Emma Gibson and Sierra Lawson have spent the last two years developing their skills in research, social theory, and the public and digital humanities among other useful accomplishments. This spring, both students will graduate with a Master’s of Arts in Religion in Culture and plan to put their analytical tools to work as they further their education. Emma will pursue a Master’s of Architecture while Sierra earns a Ph.D. in Religious Studies. Find out what these young women have planned after graduation.
Emma graduated from Furman University as a Philosophy major in 2017. After earning her Master’s in Religious Studies this spring, she will begin a three year Master’s program in Architecture at Clemson University in South Carolina. Her interest in the field was sparked as a child after going to work with her father, who is an architect himself. Growing up, architecture was her dream career, but she found a passion for philosophy while going to school as an undergraduate. After a year in the MA program at Alabama, she began to evaluate new ways to apply her Philosophy and Religious Studies degrees outside of traditional academia.

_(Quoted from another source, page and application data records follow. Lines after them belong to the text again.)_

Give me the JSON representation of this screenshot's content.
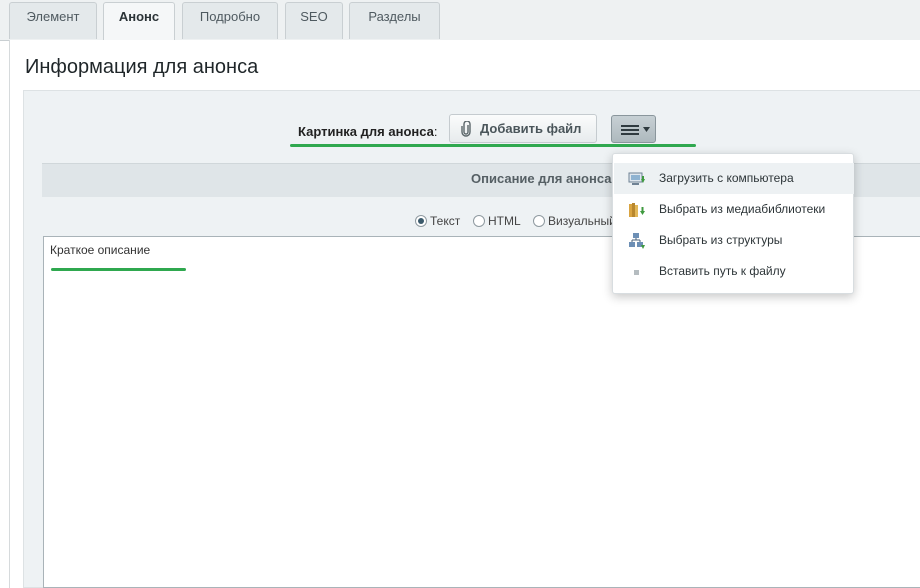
{
  "tabs": [
    {
      "label": "Элемент"
    },
    {
      "label": "Анонс",
      "active": true
    },
    {
      "label": "Подробно"
    },
    {
      "label": "SEO"
    },
    {
      "label": "Разделы"
    }
  ],
  "page_title": "Информация для анонса",
  "picture": {
    "label": "Картинка для анонса",
    "colon": ":",
    "add_file_label": "Добавить файл",
    "menu_button_icon": "hamburger-icon"
  },
  "description": {
    "header": "Описание для анонса",
    "radio_options": [
      {
        "label": "Текст",
        "checked": true
      },
      {
        "label": "HTML",
        "checked": false
      },
      {
        "label": "Визуальный",
        "checked": false
      }
    ],
    "textarea_value": "Краткое описание"
  },
  "dropdown": {
    "items": [
      {
        "label": "Загрузить с компьютера",
        "icon": "upload-computer-icon"
      },
      {
        "label": "Выбрать из медиабиблиотеки",
        "icon": "media-library-icon"
      },
      {
        "label": "Выбрать из структуры",
        "icon": "structure-icon"
      },
      {
        "label": "Вставить путь к файлу",
        "icon": "bullet-icon"
      }
    ]
  },
  "colors": {
    "highlight": "#2fa84f",
    "tab_bg": "#e4e9eb",
    "content_bg": "#eef2f4"
  }
}
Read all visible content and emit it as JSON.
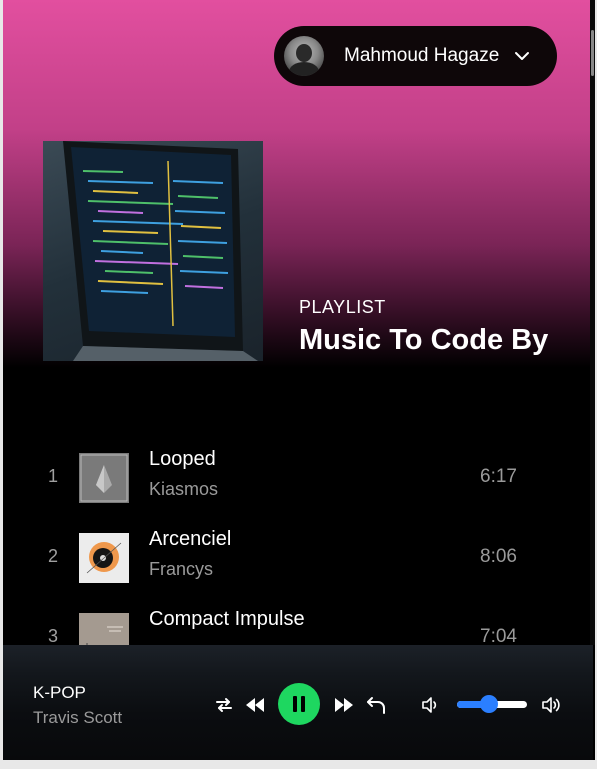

After some reflection, Emma was drawn back to her early interest in architecture. She states that she enjoys the idea of blending philosophy with design, specifically in regards to sustainability and modern architecture. The program she will attend at Clemson University values interdisciplinary research and innovative technology which fits her desire to apply her humanities education in creative ways. She is excited to move back to South Carolina where she is originally from and start school once again.
Sierra graduated from the University of Alabama in 2017 as a double major in Religious Studies and Anthropology. In the Fall she will begin her Ph.D. in Religious Studies at the University of North Carolina in Chapel Hill, one of the main Ph.D.-granting programs in the US. Sierra’s choice to continue in a doctoral program reflects her opinion of the field. She believes Religious Studies programs have much to offer the humanities as well as other areas within and beyond academia. Most important to Sierra is that the field has a wide application to public issues that society continually faces. She predicts that future scenarios will become increasingly dependent on how society understands and confronts those issues in the present. Continuing her education in Religious Studies would allow Sierra to combat these public problems with a unique toolbox.
After earning her Ph.D., Sierra plans to complete several years of research before possibly pursuing a position teaching full time. With this in mind, Sierra admits that she is curious to see how the field might change in the next five years and what opportunities may be available upon the completion of her degree. Sierra would also welcome a position outside of academia, imagining herself freelancing in digital humanities instead.
Congratulations to these soon-to-be Master’s Graduates!